Nor are the midterm results likely to alter the current U.S. stance on trade with China. While the Democrats are now able to block President Trump on some economic initiatives, his stance on China is close to the views of many Democrats. Indeed, trade tensions are likely to increase next year. President Trump has warned China that the U.S. government is prepared to raise duties on Chinese goods from 10% to 20%-25%, and it will could eventually place duties on all Chinese imports if China does not accede to U.S. demands to open its markets.
On the political front, some commentators have tried to draw inferences about the midterm results for the upcoming presidential election in 2020. One take, for example, is that the Democratic Party achieved the “blue wave” it was seeking in the House of Representatives, as it achieved a net gain of 38 or 39 seats, one of the largest shifts during a midterm election. The counter-argument is that while Democrats have a decided advantage in the most populace states, Republicans control the majority of small and mid-sized states, which gives them an advantage in the electoral college.
If history is any guide, the midterm election should not be taken as a reliable indicator of the ensuing presidential election. For example, Ronald Reagan, Bill Clinton, and Barrack Obama all went on to win a second term even though their party suffered significant losses in the midterm elections.
Normally, the outcome of presidential elections is determined by how well the economy fares in the run-up to the election: Recall the slogan during the Clinton era was “It’s the economy, stupid!" Although President Trump focused on immigration and border control in the midterms to solidify the Republican base, his re-election chances in 2020 will hinge on whether the economy continues to grow at a healthy clip or slows considerably.
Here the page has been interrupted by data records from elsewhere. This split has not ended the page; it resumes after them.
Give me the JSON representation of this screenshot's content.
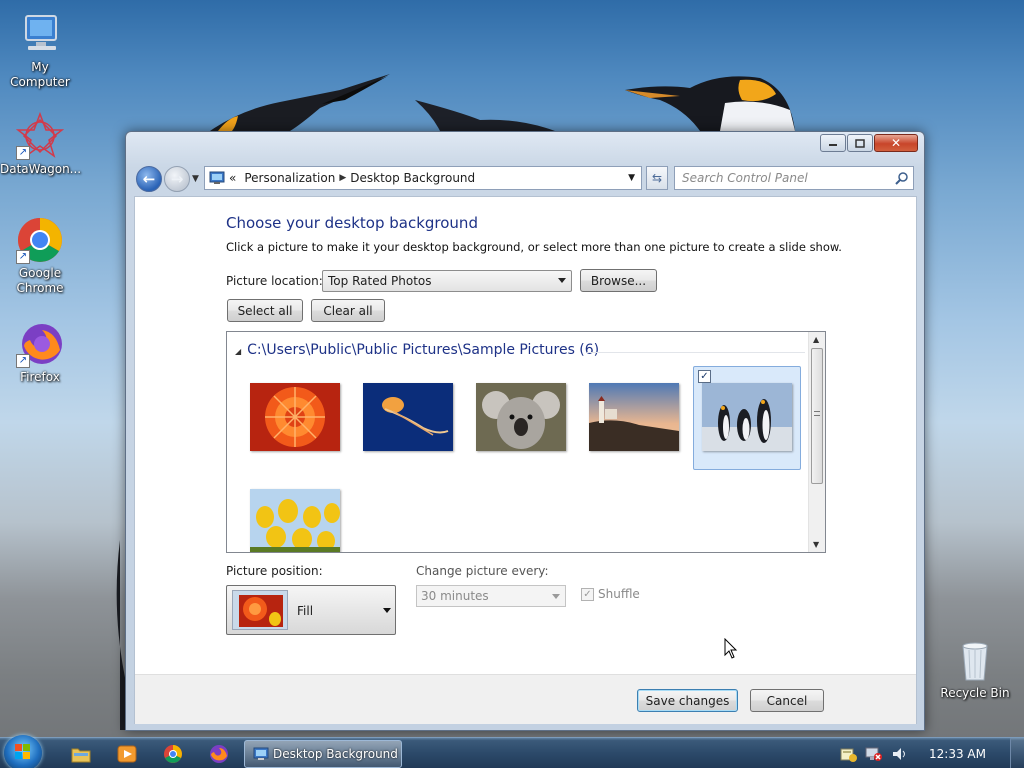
{
  "desktop": {
    "icons": [
      {
        "label": "My Computer",
        "icon": "computer-icon"
      },
      {
        "label": "DataWagon...",
        "icon": "datawagon-icon"
      },
      {
        "label": "Google Chrome",
        "icon": "chrome-icon"
      },
      {
        "label": "Firefox",
        "icon": "firefox-icon"
      },
      {
        "label": "Recycle Bin",
        "icon": "recycle-bin-icon"
      }
    ]
  },
  "window": {
    "caption_buttons": {
      "minimize": "minimize-icon",
      "maximize": "maximize-icon",
      "close": "✕"
    },
    "breadcrumb": {
      "prefix": "«",
      "items": [
        "Personalization",
        "Desktop Background"
      ]
    },
    "search": {
      "placeholder": "Search Control Panel"
    },
    "title": "Choose your desktop background",
    "subtitle": "Click a picture to make it your desktop background, or select more than one picture to create a slide show.",
    "picture_location": {
      "label": "Picture location:",
      "value": "Top Rated Photos"
    },
    "browse_label": "Browse...",
    "select_all_label": "Select all",
    "clear_all_label": "Clear all",
    "gallery": {
      "folder": "C:\\Users\\Public\\Public Pictures\\Sample Pictures (6)",
      "pictures": [
        {
          "name": "chrysanthemum",
          "selected": false
        },
        {
          "name": "jellyfish",
          "selected": false
        },
        {
          "name": "koala",
          "selected": false
        },
        {
          "name": "lighthouse",
          "selected": false
        },
        {
          "name": "penguins",
          "selected": true
        },
        {
          "name": "tulips",
          "selected": false
        }
      ]
    },
    "picture_position": {
      "label": "Picture position:",
      "value": "Fill"
    },
    "change_interval": {
      "label": "Change picture every:",
      "value": "30 minutes",
      "enabled": false
    },
    "shuffle": {
      "label": "Shuffle",
      "checked": true,
      "enabled": false
    },
    "save_label": "Save changes",
    "cancel_label": "Cancel"
  },
  "taskbar": {
    "pinned": [
      "explorer-icon",
      "media-player-icon",
      "chrome-icon",
      "firefox-icon"
    ],
    "active_window": "Desktop Background",
    "clock": "12:33 AM",
    "tray_icons": [
      "action-center-icon",
      "network-error-icon",
      "volume-icon"
    ]
  },
  "colors": {
    "accent": "#1e3287",
    "selection": "#d9e9fa",
    "taskbar": "#2c4a6a"
  }
}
Thus, the prospects for Trump being re-elected would decline considerably if the U.S. economy were to slip into recession in late 2019 or the first half of 2020.
My take is the economy will continue to expand at a 3% pace into the first part of 2019, supported by strong consumer spending, which should provide support for the stock market in the near term. However, an economic slowdown is likely in the second half as the impact of tax cuts fade. Thus far, it is still too early to see a discernable effect of increased tariffs on the U.S. economy, but they are beginning to slow China’s economy, which will affect emerging economies that are suppliers to China. Moreover, as noted earlier, the likelihood is that the trade war will escalate further next year.
One of the key issue for investors is how long the current high profit margins can be sustained. They have recently climbed to a record of 11.5% as a result of rapid earnings growth and the corporate tax rate cuts enacted at the end of last year (See Figure 1). Going forward, however, margins will be under pressure owing to rising wages, higher interest rates and a strong dollar. Accordingly, profit growth next year is expected to slow considerably from the 20%+ pace this year. The growing uncertainty about the earnings outlook, in turn, is a major factor behind the stock market’s heightened volatility of late, and it could be a precursor of what’s in store for 2019.